The new force structure was alluded to last fall in a major speech by Defense Secretary Leon E. Panetta, who said, “Our mission is to defend the nation,” and noted that the department was “putting in place the policies and organizations we need to execute the mission.”
In an interview, a senior defense official said that the “national mission” teams would focus their efforts overseas and that any actions they took would be directed outside U.S. networks — unless the teams were asked to provide assistance to another agency with domestic authority, such as the FBI.
“There’s no intent to have the military crawl inside industry or private networks and provide that type of security,” the official said.
He stressed that the military would act only in cases in which there was a threat of an attack that could “really hurt,” adding: “We’re not talking about doing something to make sure that Mrs. Smith’s bank account didn’t get hijacked by somebody.”
The plan to expand the Cyber Command comes at a time when the military’s services are being ordered to cut spending, a reflection of how important senior military officials consider the need to improve the nation’s cybersecurity footing. Some military officials have grudgingly accepted the need to contribute personnel to an expanded cybersecurity force. There are also differences over how much control the combatant commands will have over cyber teams.
The “combat mission” teams may help commanders in operations such as a cyber component to disable an enemy’s command-and-control system before a conventional attack. Each region will have teams that focus on particular threats — say, from China or Iran.
“You get the resource guys sucking a lot of air through their teeth because they know their service chiefs have backed it,” one Navy official said. “So they have to find the resources to pay for the people.”
Some military and defense officials question whether the Cyber Command can reach its full potential as a military command as long as it is so dependent on the NSA and is led by the NSA’s director. The close relationship between the two has had its advantages, officials say: The agency can peer into foreign networks and provide the command with intelligence, including in cases in which an adversary is suspected of planning a computer attack or developing a potent virus.
“That gives you an advantage of being able to plan for and be prepared to react,” the defense official said.

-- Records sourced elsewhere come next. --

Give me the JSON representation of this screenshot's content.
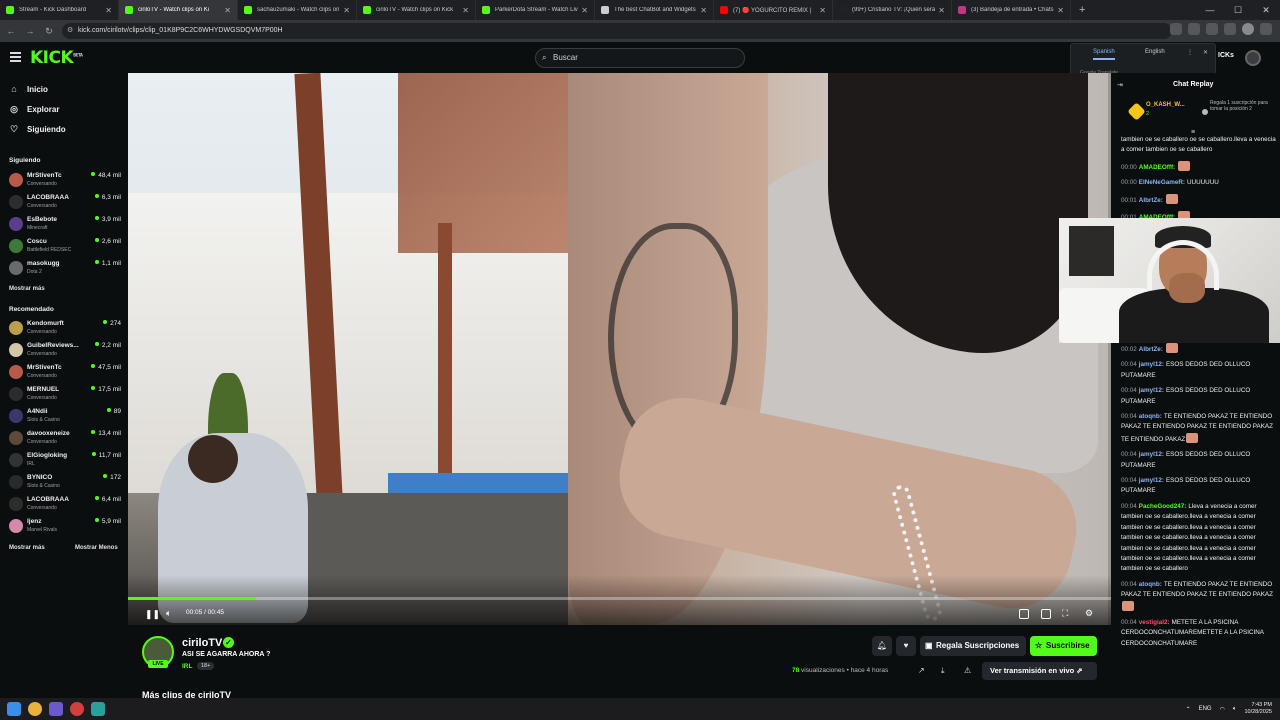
{
  "browser": {
    "tabs": [
      {
        "title": "Stream - Kick Dashboard",
        "color": "#53fc18"
      },
      {
        "title": "ciriloTV - Watch clips on Ki",
        "color": "#53fc18",
        "active": true
      },
      {
        "title": "sachauzumaki - Watch clips on",
        "color": "#53fc18"
      },
      {
        "title": "ciriloTV - Watch clips on Kick",
        "color": "#53fc18"
      },
      {
        "title": "ParkerDota Stream - Watch Liv",
        "color": "#53fc18"
      },
      {
        "title": "The best ChatBot and Widgets",
        "color": "#cccccc"
      },
      {
        "title": "(7) 🔴 YOGURCITO REMIX |",
        "color": "#ff0000"
      },
      {
        "title": "(99+) Cristiano TV: ¡Quién será",
        "color": "#222222"
      },
      {
        "title": "(3) Bandeja de entrada • Chats",
        "color": "#c13584"
      }
    ],
    "url": "kick.com/cirilotv/clips/clip_01K8P9C2C6WHYDWGSDQVM7P00H"
  },
  "header": {
    "logo": "KICK",
    "logo_sup": "BETA",
    "search_placeholder": "Buscar",
    "kicks_label": "ICKs"
  },
  "translate": {
    "lang_active": "Spanish",
    "lang_other": "English",
    "brand": "Google Translate"
  },
  "sidebar": {
    "nav": [
      {
        "label": "Inicio",
        "icon": "home-icon"
      },
      {
        "label": "Explorar",
        "icon": "compass-icon"
      },
      {
        "label": "Siguiendo",
        "icon": "heart-icon"
      }
    ],
    "following_title": "Siguiendo",
    "following": [
      {
        "name": "MrStivenTc",
        "category": "Conversando",
        "viewers": "48,4 mil",
        "color": "#b85a4a"
      },
      {
        "name": "LACOBRAAA",
        "category": "Conversando",
        "viewers": "6,3 mil",
        "color": "#2d2d2d"
      },
      {
        "name": "EsBebote",
        "category": "Minecraft",
        "viewers": "3,9 mil",
        "color": "#5b3f8e"
      },
      {
        "name": "Coscu",
        "category": "Battlefield REDSEC",
        "viewers": "2,6 mil",
        "color": "#3d7a3a"
      },
      {
        "name": "masokugg",
        "category": "Dota 2",
        "viewers": "1,1 mil",
        "color": "#6a6a6a"
      }
    ],
    "following_more": "Mostrar más",
    "recommended_title": "Recomendado",
    "recommended": [
      {
        "name": "Kendomurft",
        "category": "Conversando",
        "viewers": "274",
        "color": "#b8a14a"
      },
      {
        "name": "GuibelReviews...",
        "category": "Conversando",
        "viewers": "2,2 mil",
        "color": "#d4c7a8"
      },
      {
        "name": "MrStivenTc",
        "category": "Conversando",
        "viewers": "47,5 mil",
        "color": "#b85a4a"
      },
      {
        "name": "MERNUEL",
        "category": "Conversando",
        "viewers": "17,5 mil",
        "color": "#2c2c2c"
      },
      {
        "name": "A4Ndii",
        "category": "Slots & Casino",
        "viewers": "89",
        "color": "#3a3a6a"
      },
      {
        "name": "davooxeneize",
        "category": "Conversando",
        "viewers": "13,4 mil",
        "color": "#5d4a3a"
      },
      {
        "name": "ElGiogloking",
        "category": "IRL",
        "viewers": "11,7 mil",
        "color": "#333333"
      },
      {
        "name": "BYNICO",
        "category": "Slots & Casino",
        "viewers": "172",
        "color": "#2a2a2a"
      },
      {
        "name": "LACOBRAAA",
        "category": "Conversando",
        "viewers": "6,4 mil",
        "color": "#2d2d2d"
      },
      {
        "name": "ljenz",
        "category": "Marvel Rivals",
        "viewers": "5,9 mil",
        "color": "#d38aa8"
      }
    ],
    "recommended_more": "Mostrar más",
    "recommended_less": "Mostrar Menos"
  },
  "player": {
    "time": "00:05 / 00:45",
    "progress": 0.13
  },
  "chat": {
    "title": "Chat Replay",
    "pinned": {
      "user": "O_KASH_W...",
      "count": "2",
      "message": "Regala 1 suscripción para tomar la posición 2"
    },
    "messages": [
      {
        "time": "",
        "user": "",
        "color": "#ffffff",
        "text": "tambien oe se caballero oe se caballero.lleva a venecia a comer tambien oe se caballero"
      },
      {
        "time": "00:00",
        "user": "AMADEOfff:",
        "color": "#53fc18",
        "text": "",
        "emote": true
      },
      {
        "time": "00:00",
        "user": "ElNeNeGameR:",
        "color": "#8ab4f8",
        "text": "UUUUUUU"
      },
      {
        "time": "00:01",
        "user": "AlbrtZe:",
        "color": "#8ab4f8",
        "text": "",
        "emote": true
      },
      {
        "time": "00:01",
        "user": "AMADEOfff:",
        "color": "#53fc18",
        "text": "",
        "emote": true
      }
    ],
    "messages2": [
      {
        "time": "00:02",
        "user": "AlbrtZe:",
        "color": "#8ab4f8",
        "text": "",
        "emote": true
      },
      {
        "time": "00:04",
        "user": "jamyl12:",
        "color": "#8ab4f8",
        "text": "ESOS DEDOS DED OLLUCO PUTAMARE"
      },
      {
        "time": "00:04",
        "user": "jamyl12:",
        "color": "#8ab4f8",
        "text": "ESOS DEDOS DED OLLUCO PUTAMARE"
      },
      {
        "time": "00:04",
        "user": "atoqnb:",
        "color": "#8ab4f8",
        "text": "TE ENTIENDO PAKAZ TE ENTIENDO PAKAZ TE ENTIENDO PAKAZ TE ENTIENDO PAKAZ TE ENTIENDO PAKAZ",
        "emote": true
      },
      {
        "time": "00:04",
        "user": "jamyl12:",
        "color": "#8ab4f8",
        "text": "ESOS DEDOS DED OLLUCO PUTAMARE"
      },
      {
        "time": "00:04",
        "user": "jamyl12:",
        "color": "#8ab4f8",
        "text": "ESOS DEDOS DED OLLUCO PUTAMARE"
      },
      {
        "time": "00:04",
        "user": "PacheGood247:",
        "color": "#53fc18",
        "text": "Lleva a venecia a comer tambien oe se caballero.lleva a venecia a comer tambien oe se caballero.lleva a venecia a comer tambien oe se caballero.lleva a venecia a comer tambien oe se caballero.lleva a venecia a comer tambien oe se caballero.lleva a venecia a comer tambien oe se caballero"
      },
      {
        "time": "00:04",
        "user": "atoqnb:",
        "color": "#8ab4f8",
        "text": "TE ENTIENDO PAKAZ TE ENTIENDO PAKAZ TE ENTIENDO PAKAZ TE ENTIENDO PAKAZ",
        "emote": true
      },
      {
        "time": "00:04",
        "user": "vestigial2:",
        "color": "#ff4d6d",
        "text": "METETE A LA PSICINA CERDOCONCHATUMAREMETETE A LA PSICINA CERDOCONCHATUMARE"
      }
    ]
  },
  "channel": {
    "name": "ciriloTV",
    "live_badge": "LIVE",
    "clip_title": "ASI SE AGARRA AHORA ?",
    "category": "IRL",
    "age": "18+",
    "gift_label": "Regala Suscripciones",
    "subscribe_label": "Suscribirse",
    "views_count": "78",
    "views_label": "visualizaciones",
    "time_ago": "• hace 4 horas",
    "watch_live_label": "Ver transmisión en vivo",
    "more_clips": "Más clips de ciriloTV"
  },
  "taskbar": {
    "lang": "ENG",
    "time": "7:43 PM",
    "date": "10/28/2025"
  }
}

But the NSA is so intertwined with the Cyber Command — the two operations centers are located side by side, and, until recently, some Cyber Command personnel had nsa.gov e-mail addresses — that some current and former officials wonder whether the military command can create an independent, strategic doctrine. The concern is that the intelligence agency’s priorities will dominate, with an emphasis on the development of tools that are useful for surveillance but not necessarily for disrupting adversaries.
There’s a “cogent argument” to be made that for the Cyber Command to become a true military command, “you sever that” relationship, one military official said.

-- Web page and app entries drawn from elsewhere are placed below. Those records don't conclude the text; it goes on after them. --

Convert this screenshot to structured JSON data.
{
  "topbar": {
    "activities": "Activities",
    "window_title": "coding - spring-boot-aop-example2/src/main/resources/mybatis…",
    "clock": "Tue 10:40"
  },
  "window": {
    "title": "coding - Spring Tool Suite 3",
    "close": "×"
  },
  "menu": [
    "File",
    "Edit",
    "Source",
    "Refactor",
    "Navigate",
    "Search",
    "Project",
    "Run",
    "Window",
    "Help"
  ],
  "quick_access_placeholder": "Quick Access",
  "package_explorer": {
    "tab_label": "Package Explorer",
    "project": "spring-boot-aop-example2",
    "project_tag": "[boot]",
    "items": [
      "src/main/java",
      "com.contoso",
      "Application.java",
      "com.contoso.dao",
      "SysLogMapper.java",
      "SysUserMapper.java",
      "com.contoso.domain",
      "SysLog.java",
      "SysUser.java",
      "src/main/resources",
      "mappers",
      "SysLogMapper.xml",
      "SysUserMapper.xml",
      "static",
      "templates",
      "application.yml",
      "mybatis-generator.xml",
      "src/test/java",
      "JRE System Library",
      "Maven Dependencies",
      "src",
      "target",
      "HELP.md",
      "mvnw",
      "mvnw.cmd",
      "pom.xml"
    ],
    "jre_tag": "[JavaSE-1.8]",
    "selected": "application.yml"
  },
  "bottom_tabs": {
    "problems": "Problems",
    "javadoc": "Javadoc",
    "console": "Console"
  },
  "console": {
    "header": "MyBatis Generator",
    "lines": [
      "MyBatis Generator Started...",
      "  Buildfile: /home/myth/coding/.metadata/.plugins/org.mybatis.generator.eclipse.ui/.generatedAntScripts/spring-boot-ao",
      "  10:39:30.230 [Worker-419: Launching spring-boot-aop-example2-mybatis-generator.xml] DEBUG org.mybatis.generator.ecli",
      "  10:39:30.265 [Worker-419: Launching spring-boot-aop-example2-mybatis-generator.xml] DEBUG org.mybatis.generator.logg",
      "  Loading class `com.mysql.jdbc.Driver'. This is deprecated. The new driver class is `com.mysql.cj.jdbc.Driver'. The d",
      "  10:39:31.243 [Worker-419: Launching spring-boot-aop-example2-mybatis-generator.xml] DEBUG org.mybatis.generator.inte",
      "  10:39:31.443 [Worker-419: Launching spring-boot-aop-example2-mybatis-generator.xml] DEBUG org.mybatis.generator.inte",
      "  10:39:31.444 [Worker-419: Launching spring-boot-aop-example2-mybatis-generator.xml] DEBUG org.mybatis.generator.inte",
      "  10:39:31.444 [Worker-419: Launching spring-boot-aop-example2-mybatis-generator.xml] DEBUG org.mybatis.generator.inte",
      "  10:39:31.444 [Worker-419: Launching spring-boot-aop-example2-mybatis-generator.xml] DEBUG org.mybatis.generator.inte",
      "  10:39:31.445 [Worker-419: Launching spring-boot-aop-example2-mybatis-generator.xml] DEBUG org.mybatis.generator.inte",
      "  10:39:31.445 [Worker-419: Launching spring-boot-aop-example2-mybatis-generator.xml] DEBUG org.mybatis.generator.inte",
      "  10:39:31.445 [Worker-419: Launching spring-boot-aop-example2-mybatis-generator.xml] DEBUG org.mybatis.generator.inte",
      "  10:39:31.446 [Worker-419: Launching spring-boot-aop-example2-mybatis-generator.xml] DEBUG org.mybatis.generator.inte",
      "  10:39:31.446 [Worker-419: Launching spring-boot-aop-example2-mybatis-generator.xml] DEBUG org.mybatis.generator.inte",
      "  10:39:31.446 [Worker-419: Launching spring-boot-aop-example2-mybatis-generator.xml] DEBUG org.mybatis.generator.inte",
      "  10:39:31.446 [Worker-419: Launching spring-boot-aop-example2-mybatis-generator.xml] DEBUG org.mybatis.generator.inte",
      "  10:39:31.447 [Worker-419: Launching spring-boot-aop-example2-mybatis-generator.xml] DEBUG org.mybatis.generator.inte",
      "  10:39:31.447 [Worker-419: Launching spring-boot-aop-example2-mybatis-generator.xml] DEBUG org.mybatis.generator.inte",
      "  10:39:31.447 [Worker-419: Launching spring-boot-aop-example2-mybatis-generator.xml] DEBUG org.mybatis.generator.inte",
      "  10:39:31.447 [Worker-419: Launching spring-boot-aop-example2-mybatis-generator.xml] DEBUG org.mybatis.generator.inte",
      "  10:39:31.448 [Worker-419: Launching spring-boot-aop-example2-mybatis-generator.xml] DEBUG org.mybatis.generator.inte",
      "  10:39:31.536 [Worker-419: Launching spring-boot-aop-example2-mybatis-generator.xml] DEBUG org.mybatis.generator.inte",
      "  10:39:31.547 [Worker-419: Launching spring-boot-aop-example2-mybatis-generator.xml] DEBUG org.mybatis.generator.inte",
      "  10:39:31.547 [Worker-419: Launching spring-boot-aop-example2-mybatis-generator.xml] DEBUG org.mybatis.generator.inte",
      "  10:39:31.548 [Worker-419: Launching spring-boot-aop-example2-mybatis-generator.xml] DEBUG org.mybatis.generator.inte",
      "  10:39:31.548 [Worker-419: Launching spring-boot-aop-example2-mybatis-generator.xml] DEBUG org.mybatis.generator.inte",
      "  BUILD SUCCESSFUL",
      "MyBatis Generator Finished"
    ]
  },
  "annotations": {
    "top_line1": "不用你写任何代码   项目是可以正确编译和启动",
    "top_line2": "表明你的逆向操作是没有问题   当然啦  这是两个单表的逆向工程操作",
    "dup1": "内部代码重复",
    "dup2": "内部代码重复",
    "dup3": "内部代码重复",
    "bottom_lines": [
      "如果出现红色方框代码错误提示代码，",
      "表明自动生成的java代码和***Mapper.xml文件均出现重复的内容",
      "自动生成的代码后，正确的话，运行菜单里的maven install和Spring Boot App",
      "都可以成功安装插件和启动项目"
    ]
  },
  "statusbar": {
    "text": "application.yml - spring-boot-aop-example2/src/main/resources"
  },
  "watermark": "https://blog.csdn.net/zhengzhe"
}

But, in fact, said one former intelligence official, the NSA uses military personnel to do much of its work and pays for a good portion of the services’ cyber operators. “That’s been the plan all along,” the former official said. “Take the talent resident in NSA, turn it into [cyber] attack talent.”
With the decision to expand the Cyber Command, Alexander, who has been asked to stay on until summer 2014, is seeing some of his vision fulfilled. He has sought independent budget authority for the Cyber Command to hire and control forces, similar to the way Special Operations Command can. He has not won that authority, though officials agreed to give him the additional forces. He also has the support of senior Pentagon officials to elevate the Cyber Command to full command status, out from under the aegis of Strategic Command. But that move, which requires consulting with Congress, is not happening just yet, officials say.